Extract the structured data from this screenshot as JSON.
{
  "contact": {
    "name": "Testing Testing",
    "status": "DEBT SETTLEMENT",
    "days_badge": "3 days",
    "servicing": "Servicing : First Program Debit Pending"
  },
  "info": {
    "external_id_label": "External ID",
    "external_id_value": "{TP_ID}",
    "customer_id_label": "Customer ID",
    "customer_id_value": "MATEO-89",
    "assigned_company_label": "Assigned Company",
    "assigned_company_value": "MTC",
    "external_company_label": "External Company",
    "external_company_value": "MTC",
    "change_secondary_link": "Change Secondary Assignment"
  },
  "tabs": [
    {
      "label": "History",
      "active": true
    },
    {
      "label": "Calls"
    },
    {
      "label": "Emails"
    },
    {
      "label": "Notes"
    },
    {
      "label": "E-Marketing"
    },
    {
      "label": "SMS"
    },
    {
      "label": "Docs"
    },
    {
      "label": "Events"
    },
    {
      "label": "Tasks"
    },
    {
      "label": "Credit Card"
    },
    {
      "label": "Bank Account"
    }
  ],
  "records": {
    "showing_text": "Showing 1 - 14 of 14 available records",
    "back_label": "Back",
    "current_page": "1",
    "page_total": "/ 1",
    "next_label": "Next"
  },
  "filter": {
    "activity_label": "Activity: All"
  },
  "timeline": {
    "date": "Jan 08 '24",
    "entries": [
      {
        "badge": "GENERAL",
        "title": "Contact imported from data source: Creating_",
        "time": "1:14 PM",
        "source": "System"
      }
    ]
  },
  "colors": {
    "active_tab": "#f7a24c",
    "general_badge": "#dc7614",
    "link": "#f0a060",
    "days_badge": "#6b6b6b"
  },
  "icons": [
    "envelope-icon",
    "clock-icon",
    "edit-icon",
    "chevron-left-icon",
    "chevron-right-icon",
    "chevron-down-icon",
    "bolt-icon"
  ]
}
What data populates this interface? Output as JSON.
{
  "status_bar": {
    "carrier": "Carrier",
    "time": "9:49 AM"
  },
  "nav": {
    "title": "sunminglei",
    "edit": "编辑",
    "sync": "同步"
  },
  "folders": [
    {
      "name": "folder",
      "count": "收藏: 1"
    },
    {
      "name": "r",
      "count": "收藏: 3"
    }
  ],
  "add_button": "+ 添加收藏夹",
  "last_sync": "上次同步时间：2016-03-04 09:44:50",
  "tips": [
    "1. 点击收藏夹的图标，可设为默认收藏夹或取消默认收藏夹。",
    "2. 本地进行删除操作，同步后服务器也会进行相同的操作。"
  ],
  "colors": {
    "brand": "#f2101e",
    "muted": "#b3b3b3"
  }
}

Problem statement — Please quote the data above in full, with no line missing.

Output for this exercise —
Extract the structured data from this screenshot as JSON.
{
  "contact": {
    "name": "Testing Testing",
    "status": "DEBT SETTLEMENT",
    "days_badge": "3 days",
    "servicing": "Servicing : First Program Debit Pending"
  },
  "info": {
    "external_id_label": "External ID",
    "external_id_value": "{TP_ID}",
    "customer_id_label": "Customer ID",
    "customer_id_value": "MATEO-89",
    "assigned_company_label": "Assigned Company",
    "assigned_company_value": "MTC",
    "external_company_label": "External Company",
    "external_company_value": "MTC",
    "change_secondary_link": "Change Secondary Assignment"
  },
  "tabs": [
    {
      "label": "History",
      "active": true
    },
    {
      "label": "Calls"
    },
    {
      "label": "Emails"
    },
    {
      "label": "Notes"
    },
    {
      "label": "E-Marketing"
    },
    {
      "label": "SMS"
    },
    {
      "label": "Docs"
    },
    {
      "label": "Events"
    },
    {
      "label": "Tasks"
    },
    {
      "label": "Credit Card"
    },
    {
      "label": "Bank Account"
    }
  ],
  "records": {
    "showing_text": "Showing 1 - 14 of 14 available records",
    "back_label": "Back",
    "current_page": "1",
    "page_total": "/ 1",
    "next_label": "Next"
  },
  "filter": {
    "activity_label": "Activity: All"
  },
  "timeline": {
    "date": "Jan 08 '24",
    "entries": [
      {
        "badge": "GENERAL",
        "title": "Contact imported from data source: Creating_",
        "time": "1:14 PM",
        "source": "System"
      }
    ]
  },
  "colors": {
    "active_tab": "#f7a24c",
    "general_badge": "#dc7614",
    "link": "#f0a060",
    "days_badge": "#6b6b6b"
  },
  "icons": [
    "envelope-icon",
    "clock-icon",
    "edit-icon",
    "chevron-left-icon",
    "chevron-right-icon",
    "chevron-down-icon",
    "bolt-icon"
  ]
}
What data populates this interface? Output as JSON.
{
  "status_bar": {
    "carrier": "Carrier",
    "time": "9:49 AM"
  },
  "nav": {
    "title": "sunminglei",
    "edit": "编辑",
    "sync": "同步"
  },
  "folders": [
    {
      "name": "folder",
      "count": "收藏: 1"
    },
    {
      "name": "r",
      "count": "收藏: 3"
    }
  ],
  "add_button": "+ 添加收藏夹",
  "last_sync": "上次同步时间：2016-03-04 09:44:50",
  "tips": [
    "1. 点击收藏夹的图标，可设为默认收藏夹或取消默认收藏夹。",
    "2. 本地进行删除操作，同步后服务器也会进行相同的操作。"
  ],
  "colors": {
    "brand": "#f2101e",
    "muted": "#b3b3b3"
  }
}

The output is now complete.